◆ **Task statement**
An unchanged copy of each entry below is needed; keep the pictures out of it.
*** Opening Dataset content ***
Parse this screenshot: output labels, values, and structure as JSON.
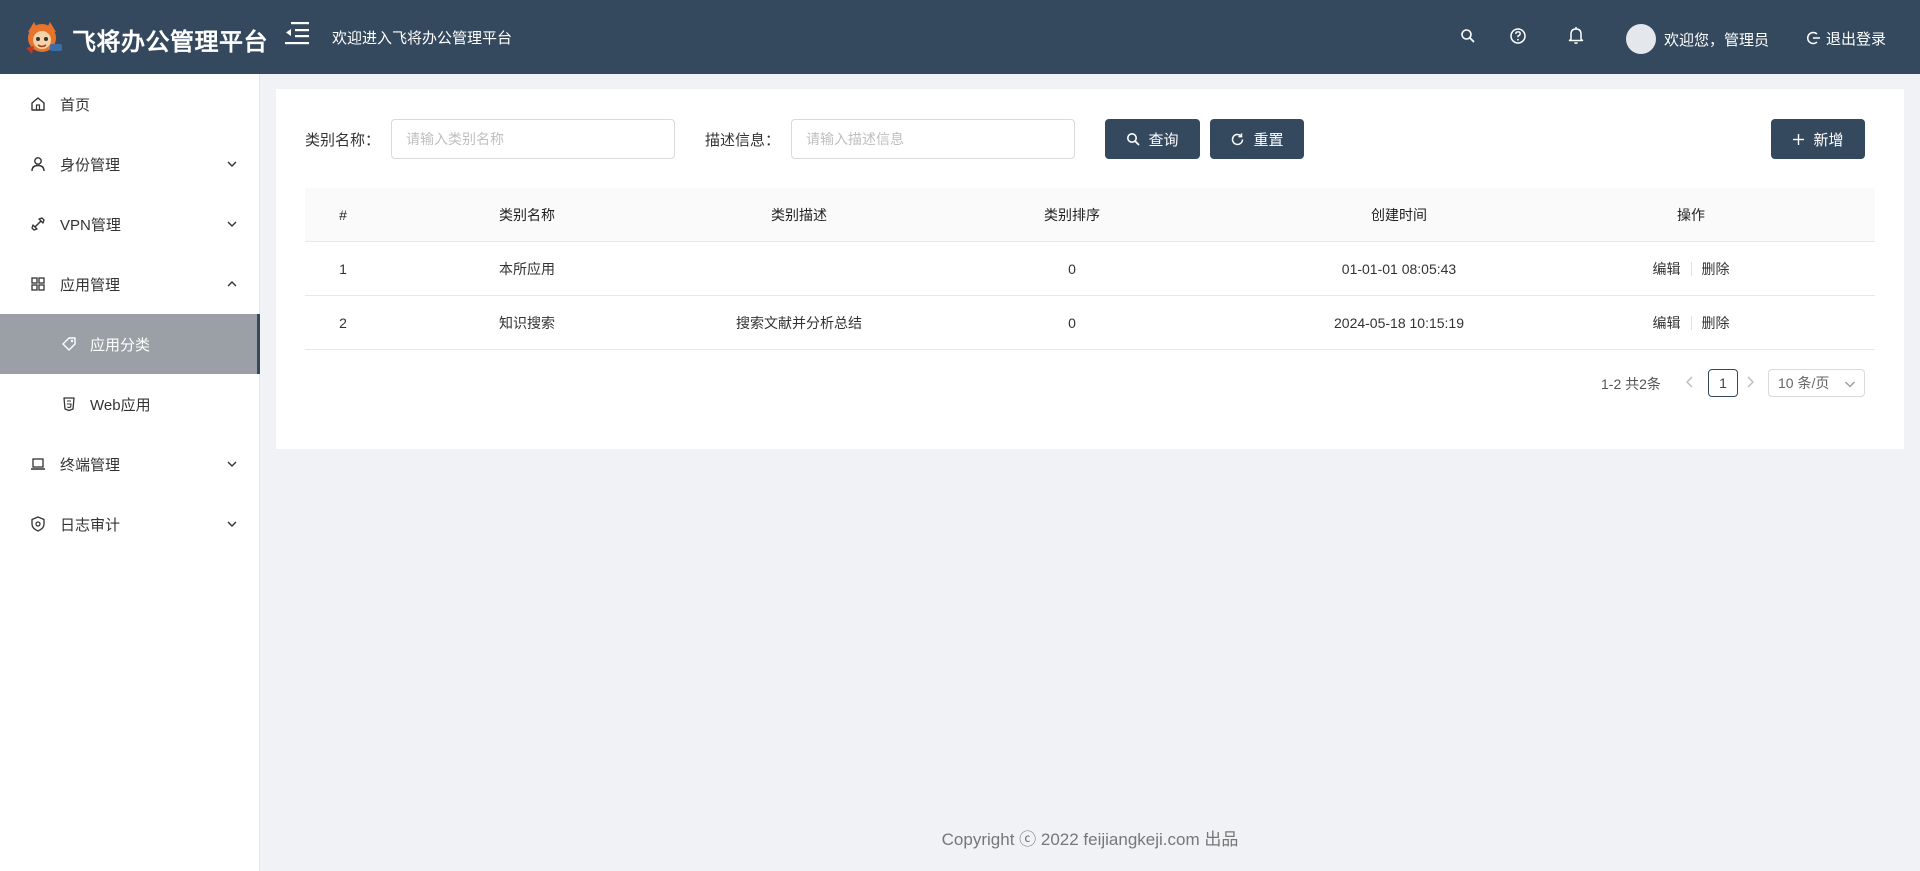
{
  "header": {
    "app_title": "飞将办公管理平台",
    "welcome": "欢迎进入飞将办公管理平台",
    "user_greeting": "欢迎您，管理员",
    "logout": "退出登录",
    "bg_color": "#34495e"
  },
  "sidebar": {
    "items": [
      {
        "label": "首页",
        "icon": "home-icon"
      },
      {
        "label": "身份管理",
        "icon": "user-icon"
      },
      {
        "label": "VPN管理",
        "icon": "vpn-icon"
      },
      {
        "label": "应用管理",
        "icon": "grid-icon"
      },
      {
        "label": "应用分类",
        "icon": "tag-icon"
      },
      {
        "label": "Web应用",
        "icon": "html5-icon"
      },
      {
        "label": "终端管理",
        "icon": "laptop-icon"
      },
      {
        "label": "日志审计",
        "icon": "shield-icon"
      }
    ]
  },
  "search": {
    "name_label": "类别名称：",
    "name_placeholder": "请输入类别名称",
    "desc_label": "描述信息：",
    "desc_placeholder": "请输入描述信息",
    "query_button": "查询",
    "reset_button": "重置",
    "add_button": "新增"
  },
  "table": {
    "headers": [
      "#",
      "类别名称",
      "类别描述",
      "类别排序",
      "创建时间",
      "操作"
    ],
    "rows": [
      {
        "idx": "1",
        "name": "本所应用",
        "desc": "",
        "sort": "0",
        "created": "01-01-01 08:05:43"
      },
      {
        "idx": "2",
        "name": "知识搜索",
        "desc": "搜索文献并分析总结",
        "sort": "0",
        "created": "2024-05-18 10:15:19"
      }
    ],
    "edit": "编辑",
    "delete": "删除"
  },
  "pagination": {
    "total": "1-2 共2条",
    "current_page": "1",
    "page_size": "10 条/页"
  },
  "footer": {
    "copyright": "Copyright ⓒ 2022 feijiangkeji.com 出品"
  }
}
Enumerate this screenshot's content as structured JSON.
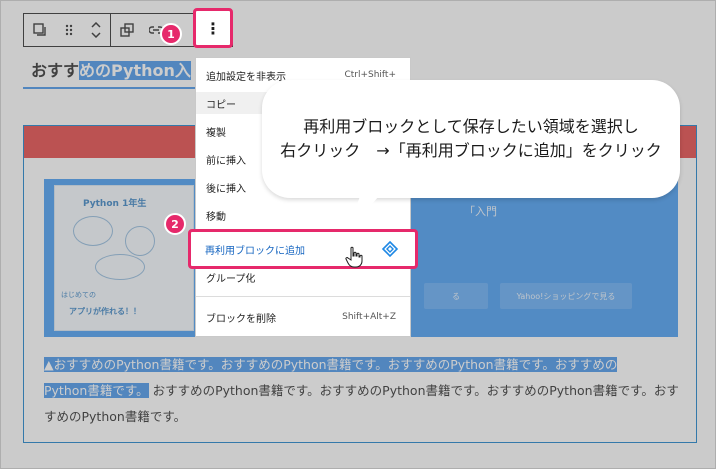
{
  "toolbar": {
    "more_label": "⋮"
  },
  "heading": {
    "prefix": "おすす",
    "selected": "めのPython入"
  },
  "banner": {
    "book_title": "Python 1年生",
    "book_tag": "はじめての",
    "book_sub": "アプリが作れる！！",
    "title": "「入門",
    "button_1": "る",
    "button_2": "Yahoo!ショッピングで見る"
  },
  "paragraph": {
    "selected_1": "▲おすすめのPython書籍です。おすすめのPython書籍です。おすすめのPython書籍です。おすすめの",
    "selected_2": "Python書籍です。",
    "rest": "おすすめのPython書籍です。おすすめのPython書籍です。おすすめのPython書籍です。おすすめのPython書籍です。"
  },
  "menu": {
    "items": [
      {
        "label": "追加設定を非表示",
        "shortcut": "Ctrl+Shift+"
      },
      {
        "label": "コピー",
        "shortcut": ""
      },
      {
        "label": "複製",
        "shortcut": ""
      },
      {
        "label": "前に挿入",
        "shortcut": ""
      },
      {
        "label": "後に挿入",
        "shortcut": ""
      },
      {
        "label": "移動",
        "shortcut": ""
      },
      {
        "label": "再利用ブロックに追加",
        "shortcut": ""
      },
      {
        "label": "グループ化",
        "shortcut": ""
      },
      {
        "label": "ブロックを削除",
        "shortcut": "Shift+Alt+Z"
      }
    ]
  },
  "callout": {
    "line1": "再利用ブロックとして保存したい領域を選択し",
    "line2": "右クリック　→「再利用ブロックに追加」をクリック"
  },
  "badges": {
    "step1": "1",
    "step2": "2"
  },
  "colors": {
    "accent_pink": "#e6296b",
    "selection_blue": "#3b8ee8",
    "menu_link_blue": "#1565c0"
  },
  "icons": [
    "duplicate-icon",
    "drag-handle-icon",
    "move-arrows-icon",
    "transform-icon",
    "link-icon",
    "more-vertical-icon",
    "reusable-diamond-icon",
    "hand-cursor-icon"
  ]
}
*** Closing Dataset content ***
◆ **Answer space**
Parse this screenshot: output labels, values, and structure as JSON.
{
  "header": {
    "app_title": "飞将办公管理平台",
    "welcome": "欢迎进入飞将办公管理平台",
    "user_greeting": "欢迎您，管理员",
    "logout": "退出登录",
    "bg_color": "#34495e"
  },
  "sidebar": {
    "items": [
      {
        "label": "首页",
        "icon": "home-icon"
      },
      {
        "label": "身份管理",
        "icon": "user-icon"
      },
      {
        "label": "VPN管理",
        "icon": "vpn-icon"
      },
      {
        "label": "应用管理",
        "icon": "grid-icon"
      },
      {
        "label": "应用分类",
        "icon": "tag-icon"
      },
      {
        "label": "Web应用",
        "icon": "html5-icon"
      },
      {
        "label": "终端管理",
        "icon": "laptop-icon"
      },
      {
        "label": "日志审计",
        "icon": "shield-icon"
      }
    ]
  },
  "search": {
    "name_label": "类别名称：",
    "name_placeholder": "请输入类别名称",
    "desc_label": "描述信息：",
    "desc_placeholder": "请输入描述信息",
    "query_button": "查询",
    "reset_button": "重置",
    "add_button": "新增"
  },
  "table": {
    "headers": [
      "#",
      "类别名称",
      "类别描述",
      "类别排序",
      "创建时间",
      "操作"
    ],
    "rows": [
      {
        "idx": "1",
        "name": "本所应用",
        "desc": "",
        "sort": "0",
        "created": "01-01-01 08:05:43"
      },
      {
        "idx": "2",
        "name": "知识搜索",
        "desc": "搜索文献并分析总结",
        "sort": "0",
        "created": "2024-05-18 10:15:19"
      }
    ],
    "edit": "编辑",
    "delete": "删除"
  },
  "pagination": {
    "total": "1-2 共2条",
    "current_page": "1",
    "page_size": "10 条/页"
  },
  "footer": {
    "copyright": "Copyright ⓒ 2022 feijiangkeji.com 出品"
  }
}
Enumerate this screenshot's content as structured JSON.
{
  "toolbar": {
    "more_label": "⋮"
  },
  "heading": {
    "prefix": "おすす",
    "selected": "めのPython入"
  },
  "banner": {
    "book_title": "Python 1年生",
    "book_tag": "はじめての",
    "book_sub": "アプリが作れる！！",
    "title": "「入門",
    "button_1": "る",
    "button_2": "Yahoo!ショッピングで見る"
  },
  "paragraph": {
    "selected_1": "▲おすすめのPython書籍です。おすすめのPython書籍です。おすすめのPython書籍です。おすすめの",
    "selected_2": "Python書籍です。",
    "rest": "おすすめのPython書籍です。おすすめのPython書籍です。おすすめのPython書籍です。おすすめのPython書籍です。"
  },
  "menu": {
    "items": [
      {
        "label": "追加設定を非表示",
        "shortcut": "Ctrl+Shift+"
      },
      {
        "label": "コピー",
        "shortcut": ""
      },
      {
        "label": "複製",
        "shortcut": ""
      },
      {
        "label": "前に挿入",
        "shortcut": ""
      },
      {
        "label": "後に挿入",
        "shortcut": ""
      },
      {
        "label": "移動",
        "shortcut": ""
      },
      {
        "label": "再利用ブロックに追加",
        "shortcut": ""
      },
      {
        "label": "グループ化",
        "shortcut": ""
      },
      {
        "label": "ブロックを削除",
        "shortcut": "Shift+Alt+Z"
      }
    ]
  },
  "callout": {
    "line1": "再利用ブロックとして保存したい領域を選択し",
    "line2": "右クリック　→「再利用ブロックに追加」をクリック"
  },
  "badges": {
    "step1": "1",
    "step2": "2"
  },
  "colors": {
    "accent_pink": "#e6296b",
    "selection_blue": "#3b8ee8",
    "menu_link_blue": "#1565c0"
  },
  "icons": [
    "duplicate-icon",
    "drag-handle-icon",
    "move-arrows-icon",
    "transform-icon",
    "link-icon",
    "more-vertical-icon",
    "reusable-diamond-icon",
    "hand-cursor-icon"
  ]
}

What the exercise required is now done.